== INSTRUCTIONS TO FOLLOW ==
Would you return every entry below without a single difference?

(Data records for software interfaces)
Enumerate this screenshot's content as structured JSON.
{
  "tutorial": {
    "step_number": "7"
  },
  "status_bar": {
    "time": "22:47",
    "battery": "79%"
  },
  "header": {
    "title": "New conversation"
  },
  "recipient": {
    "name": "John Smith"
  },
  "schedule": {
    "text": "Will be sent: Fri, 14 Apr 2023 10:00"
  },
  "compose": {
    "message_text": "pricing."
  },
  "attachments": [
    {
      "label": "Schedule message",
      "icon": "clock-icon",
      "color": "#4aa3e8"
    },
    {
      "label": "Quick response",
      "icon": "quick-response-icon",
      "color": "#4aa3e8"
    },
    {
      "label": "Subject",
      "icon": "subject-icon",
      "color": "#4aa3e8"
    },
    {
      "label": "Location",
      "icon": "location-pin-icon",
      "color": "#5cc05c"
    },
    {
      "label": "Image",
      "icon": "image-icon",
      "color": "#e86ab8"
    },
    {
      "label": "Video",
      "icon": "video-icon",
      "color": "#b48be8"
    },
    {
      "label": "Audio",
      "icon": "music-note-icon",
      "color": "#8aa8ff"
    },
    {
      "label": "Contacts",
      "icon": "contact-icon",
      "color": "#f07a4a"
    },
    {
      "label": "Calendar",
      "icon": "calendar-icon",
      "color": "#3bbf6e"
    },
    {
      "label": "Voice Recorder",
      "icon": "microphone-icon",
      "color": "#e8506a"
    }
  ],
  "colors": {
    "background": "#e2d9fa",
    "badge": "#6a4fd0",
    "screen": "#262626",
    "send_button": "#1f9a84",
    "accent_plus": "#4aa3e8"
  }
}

== TASK RESPONSE ==
Enumerate this screenshot's content as structured JSON.
{
  "tutorial": {
    "step_number": "7"
  },
  "status_bar": {
    "time": "22:47",
    "battery": "79%"
  },
  "header": {
    "title": "New conversation"
  },
  "recipient": {
    "name": "John Smith"
  },
  "schedule": {
    "text": "Will be sent: Fri, 14 Apr 2023 10:00"
  },
  "compose": {
    "message_text": "pricing."
  },
  "attachments": [
    {
      "label": "Schedule message",
      "icon": "clock-icon",
      "color": "#4aa3e8"
    },
    {
      "label": "Quick response",
      "icon": "quick-response-icon",
      "color": "#4aa3e8"
    },
    {
      "label": "Subject",
      "icon": "subject-icon",
      "color": "#4aa3e8"
    },
    {
      "label": "Location",
      "icon": "location-pin-icon",
      "color": "#5cc05c"
    },
    {
      "label": "Image",
      "icon": "image-icon",
      "color": "#e86ab8"
    },
    {
      "label": "Video",
      "icon": "video-icon",
      "color": "#b48be8"
    },
    {
      "label": "Audio",
      "icon": "music-note-icon",
      "color": "#8aa8ff"
    },
    {
      "label": "Contacts",
      "icon": "contact-icon",
      "color": "#f07a4a"
    },
    {
      "label": "Calendar",
      "icon": "calendar-icon",
      "color": "#3bbf6e"
    },
    {
      "label": "Voice Recorder",
      "icon": "microphone-icon",
      "color": "#e8506a"
    }
  ],
  "colors": {
    "background": "#e2d9fa",
    "badge": "#6a4fd0",
    "screen": "#262626",
    "send_button": "#1f9a84",
    "accent_plus": "#4aa3e8"
  }
}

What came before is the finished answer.